“You can spend the money, but the law does re­quire, as Con­gress in­ten­ded, that you [tell] the pub­lic where the money is com­ing from,” Van Hol­len said Wed­nes­day.

The fight over polit­ic­al spend­ing has taken on new ur­gency since 2010, when the Cit­izens United de­cision struck down cam­paign fin­ance laws that had pre­vi­ously checked out­side groups’ polit­ic­al spend­ing.

Out­side polit­ic­al spend­ing has ex­ploded since the de­cision, as have the num­ber of groups seek­ing 501(c)4 status. More than 3,200 groups sought the status in 2012, as op­posed to 1,735 in 2010.

Van Hol­len said that his primary goal in the suit was cam­paign fin­ance trans­par­ency, but he hoped that the suit’s an­cil­lary con­sequences could pull in al­lies from the op­pos­ite end of the polit­ic­al spec­trum.

Con­gres­sion­al Re­pub­lic­ans have been out­raged over the IRS’s cam­paign fin­ance role since the agency ad­mit­ted earli­er this year that some of its em­ploy­ees had used cri­ter­ia that tar­geted tea-party groups seek­ing 501(c)4 status for closer scru­tiny.

Van Hol­len re­jec­ted Re­pub­lic­ans’ claim that the IRS was en­gaged in polit­ic­ally mo­tiv­ated at­tacks, echo­ing Demo­crats’ re­cent claims that lib­er­al groups were also in the agency’s crosshairs. But he said the prob­lem could be rendered moot by re­mov­ing the IRS’s ob­lig­a­tion to judge where groups stand along the blurred line between so­cial wel­fare and polit­ic­al ad­vocacy.
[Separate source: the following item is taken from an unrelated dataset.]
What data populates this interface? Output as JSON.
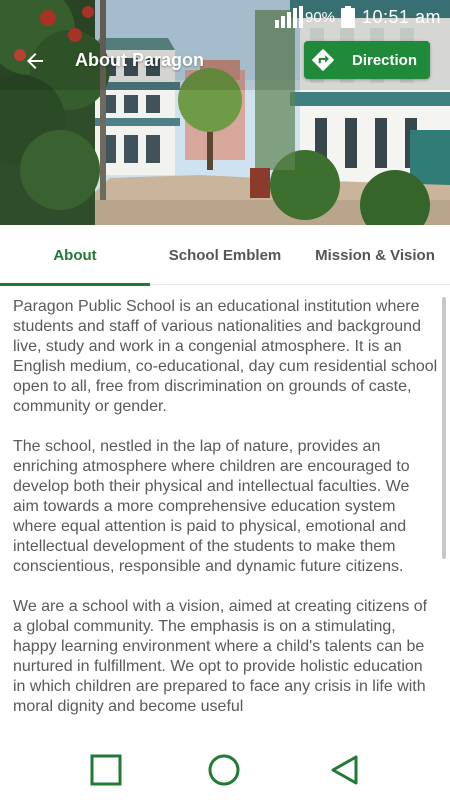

What We're Following See More »
SANS PROOF
NRA Chief: Leftist Protesters Are Paid
1 days ago
UPDATE
NEW TRAVEL BAN COMING SOON
Trump Still on Campaign Rhetoric
1 days ago
UPDATE
“WE’RE CHANGING IT”
Trump Rails On Obamacare
1 days ago
UPDATE

After spending a few minutes re-litigating the Democratic primary, Donald Trump turned his focus to Obamacare. “I inherited a mess, believe me. We also inherited a failed healthcare law that threatens our medical system with absolute and total catastrophe” he said. “I’ve been watching and nobody says it, but Obamacare doesn’t work.” He finished, "so we're going to repeal and replace Obamacare."

FAKE NEWS
Trump Goes After The Media
1 days ago
UPDATE

Donald Trump lobbed his first attack at the “dishonest media” about a minute into his speech, saying that the media would not appropriately cover the standing ovation that he received. “We are fighting the fake news,” he said, before doubling down on his previous claim that the press is “the enemy of the people." However, he made a distinction, saying that he doesn't think all media is the enemy, just the "fake news."

FBI TURNED DOWN REQUEST
Report: Trump Asked FBI to Deny Russia Stories
1 days ago
THE LATEST

"The FBI rejected a recent White House request to publicly knock down media reports about communications between Donald Trump's associates and Russians known to US intelligence during the 2016 presidential campaign, multiple US officials briefed on the matter tell CNN. But a White House official said late Thursday that the request was only made after the FBI indicated to the White House it did not believe the reporting to be accurate."

Source:
×
×

Welcome to National Journal!

You are currently accessing National Journal from IP access. Please login to access this feature. If you have any questions, please contact your Dedicated Advisor.

Login